[Available data Boundary: Start]
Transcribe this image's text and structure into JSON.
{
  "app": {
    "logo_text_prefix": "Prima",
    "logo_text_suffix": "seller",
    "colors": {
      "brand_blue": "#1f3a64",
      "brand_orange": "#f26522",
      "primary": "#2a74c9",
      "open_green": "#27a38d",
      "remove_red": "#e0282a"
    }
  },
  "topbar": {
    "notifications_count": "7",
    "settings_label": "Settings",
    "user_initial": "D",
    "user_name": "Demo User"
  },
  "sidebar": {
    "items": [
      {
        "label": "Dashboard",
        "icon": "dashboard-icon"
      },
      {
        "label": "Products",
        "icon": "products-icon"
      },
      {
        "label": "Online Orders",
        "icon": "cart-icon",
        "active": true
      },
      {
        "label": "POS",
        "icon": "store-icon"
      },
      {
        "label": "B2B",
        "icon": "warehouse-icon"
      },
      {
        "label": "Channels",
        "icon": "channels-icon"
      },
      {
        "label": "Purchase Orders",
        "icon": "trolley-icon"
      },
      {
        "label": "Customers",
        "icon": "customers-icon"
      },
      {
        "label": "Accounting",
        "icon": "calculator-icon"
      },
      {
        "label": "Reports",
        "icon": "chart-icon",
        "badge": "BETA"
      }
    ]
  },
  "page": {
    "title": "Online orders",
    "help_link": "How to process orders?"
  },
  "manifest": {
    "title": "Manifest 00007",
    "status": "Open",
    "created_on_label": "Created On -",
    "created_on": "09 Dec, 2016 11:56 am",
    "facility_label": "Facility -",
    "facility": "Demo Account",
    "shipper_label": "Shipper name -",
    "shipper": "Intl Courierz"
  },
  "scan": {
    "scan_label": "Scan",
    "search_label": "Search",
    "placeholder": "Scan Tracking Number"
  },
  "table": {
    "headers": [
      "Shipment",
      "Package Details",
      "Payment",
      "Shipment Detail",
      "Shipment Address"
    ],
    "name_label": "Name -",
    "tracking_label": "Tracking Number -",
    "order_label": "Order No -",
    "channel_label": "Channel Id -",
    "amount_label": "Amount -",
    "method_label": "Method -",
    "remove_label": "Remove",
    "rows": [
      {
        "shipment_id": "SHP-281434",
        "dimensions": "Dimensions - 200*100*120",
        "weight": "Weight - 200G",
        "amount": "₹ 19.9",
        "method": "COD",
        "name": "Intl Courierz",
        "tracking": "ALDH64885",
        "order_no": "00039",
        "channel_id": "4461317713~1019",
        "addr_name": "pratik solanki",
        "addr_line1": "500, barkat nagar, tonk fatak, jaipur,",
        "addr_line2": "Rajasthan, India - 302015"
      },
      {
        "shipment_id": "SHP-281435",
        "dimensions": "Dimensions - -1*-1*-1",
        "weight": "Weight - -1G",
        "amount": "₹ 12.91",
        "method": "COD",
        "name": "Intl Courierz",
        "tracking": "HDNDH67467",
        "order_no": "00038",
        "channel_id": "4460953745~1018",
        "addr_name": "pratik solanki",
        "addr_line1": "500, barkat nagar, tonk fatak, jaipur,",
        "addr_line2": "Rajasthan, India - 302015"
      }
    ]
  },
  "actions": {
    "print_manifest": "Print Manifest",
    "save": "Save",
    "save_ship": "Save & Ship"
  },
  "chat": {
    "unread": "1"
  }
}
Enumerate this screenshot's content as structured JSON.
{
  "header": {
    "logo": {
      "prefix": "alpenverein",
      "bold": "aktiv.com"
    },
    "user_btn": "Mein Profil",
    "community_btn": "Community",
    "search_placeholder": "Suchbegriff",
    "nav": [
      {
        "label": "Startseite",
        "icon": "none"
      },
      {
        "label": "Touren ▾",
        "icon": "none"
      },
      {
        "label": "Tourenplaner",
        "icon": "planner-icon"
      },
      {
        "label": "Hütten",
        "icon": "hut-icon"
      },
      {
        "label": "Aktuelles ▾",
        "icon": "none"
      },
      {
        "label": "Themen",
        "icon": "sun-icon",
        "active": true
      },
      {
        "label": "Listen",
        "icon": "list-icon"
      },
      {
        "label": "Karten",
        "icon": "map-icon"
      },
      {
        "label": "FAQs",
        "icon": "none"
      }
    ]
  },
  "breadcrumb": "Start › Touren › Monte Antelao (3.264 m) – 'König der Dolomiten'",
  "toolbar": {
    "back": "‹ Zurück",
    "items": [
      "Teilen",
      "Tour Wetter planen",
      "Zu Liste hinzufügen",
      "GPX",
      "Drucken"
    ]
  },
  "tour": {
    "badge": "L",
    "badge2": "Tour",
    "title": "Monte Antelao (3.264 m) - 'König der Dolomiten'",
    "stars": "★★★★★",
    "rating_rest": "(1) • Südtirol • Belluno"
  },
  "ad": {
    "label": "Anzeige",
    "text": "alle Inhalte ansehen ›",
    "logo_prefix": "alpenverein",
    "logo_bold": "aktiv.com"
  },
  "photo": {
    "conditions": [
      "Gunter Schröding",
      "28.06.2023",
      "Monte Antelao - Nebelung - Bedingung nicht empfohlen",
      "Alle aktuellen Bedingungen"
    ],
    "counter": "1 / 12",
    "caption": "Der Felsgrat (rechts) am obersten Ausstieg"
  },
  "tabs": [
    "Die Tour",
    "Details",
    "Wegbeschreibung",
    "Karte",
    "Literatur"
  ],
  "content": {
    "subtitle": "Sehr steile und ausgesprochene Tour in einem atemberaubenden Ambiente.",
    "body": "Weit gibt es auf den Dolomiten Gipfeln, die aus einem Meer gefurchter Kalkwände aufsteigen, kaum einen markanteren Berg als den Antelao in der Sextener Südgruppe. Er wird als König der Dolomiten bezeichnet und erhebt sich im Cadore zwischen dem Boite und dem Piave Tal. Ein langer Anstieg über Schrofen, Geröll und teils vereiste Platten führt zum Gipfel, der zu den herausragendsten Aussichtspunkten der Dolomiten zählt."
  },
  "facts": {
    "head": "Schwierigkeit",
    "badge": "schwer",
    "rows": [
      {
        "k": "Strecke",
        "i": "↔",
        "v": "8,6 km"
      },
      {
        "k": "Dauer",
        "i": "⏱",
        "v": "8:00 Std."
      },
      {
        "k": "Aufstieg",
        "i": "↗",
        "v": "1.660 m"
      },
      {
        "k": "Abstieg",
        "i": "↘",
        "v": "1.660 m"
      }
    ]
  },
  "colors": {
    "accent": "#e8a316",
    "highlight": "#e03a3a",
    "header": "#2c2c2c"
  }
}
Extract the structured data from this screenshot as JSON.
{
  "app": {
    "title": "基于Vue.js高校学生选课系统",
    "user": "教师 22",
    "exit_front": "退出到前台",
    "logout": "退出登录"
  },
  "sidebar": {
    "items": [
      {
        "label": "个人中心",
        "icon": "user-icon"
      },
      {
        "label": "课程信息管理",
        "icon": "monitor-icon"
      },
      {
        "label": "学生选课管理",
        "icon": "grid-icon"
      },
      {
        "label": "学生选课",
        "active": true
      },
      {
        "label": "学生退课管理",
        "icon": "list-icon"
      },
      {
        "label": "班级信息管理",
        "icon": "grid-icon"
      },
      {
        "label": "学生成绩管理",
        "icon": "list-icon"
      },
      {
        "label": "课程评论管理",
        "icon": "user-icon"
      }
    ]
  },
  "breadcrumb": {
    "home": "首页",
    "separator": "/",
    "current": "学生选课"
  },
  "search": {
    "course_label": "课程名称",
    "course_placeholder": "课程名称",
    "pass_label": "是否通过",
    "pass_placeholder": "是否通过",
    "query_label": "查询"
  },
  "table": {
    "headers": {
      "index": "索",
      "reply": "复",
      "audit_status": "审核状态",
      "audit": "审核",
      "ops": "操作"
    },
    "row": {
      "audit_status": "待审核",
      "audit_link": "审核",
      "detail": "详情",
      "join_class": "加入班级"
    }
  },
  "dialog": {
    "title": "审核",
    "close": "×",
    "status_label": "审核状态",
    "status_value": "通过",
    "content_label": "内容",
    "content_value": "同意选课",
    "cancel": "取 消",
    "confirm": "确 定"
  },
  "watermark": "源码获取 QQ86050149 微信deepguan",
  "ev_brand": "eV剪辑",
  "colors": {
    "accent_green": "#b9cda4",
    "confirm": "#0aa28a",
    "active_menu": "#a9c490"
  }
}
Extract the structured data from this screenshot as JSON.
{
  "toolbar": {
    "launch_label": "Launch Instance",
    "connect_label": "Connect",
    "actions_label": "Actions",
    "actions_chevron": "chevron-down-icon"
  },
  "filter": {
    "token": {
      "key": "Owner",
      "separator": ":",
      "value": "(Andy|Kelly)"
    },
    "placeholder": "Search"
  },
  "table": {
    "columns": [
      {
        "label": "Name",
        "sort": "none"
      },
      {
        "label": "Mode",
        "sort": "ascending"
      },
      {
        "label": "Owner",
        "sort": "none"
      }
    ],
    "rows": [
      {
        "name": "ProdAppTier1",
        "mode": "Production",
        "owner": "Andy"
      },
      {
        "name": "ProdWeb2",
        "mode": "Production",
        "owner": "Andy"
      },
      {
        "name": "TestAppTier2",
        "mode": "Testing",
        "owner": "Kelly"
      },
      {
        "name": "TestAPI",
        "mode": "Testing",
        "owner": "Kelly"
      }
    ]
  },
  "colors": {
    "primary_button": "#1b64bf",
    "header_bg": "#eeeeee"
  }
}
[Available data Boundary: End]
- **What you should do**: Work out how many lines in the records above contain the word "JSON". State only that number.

- **Task result**: 4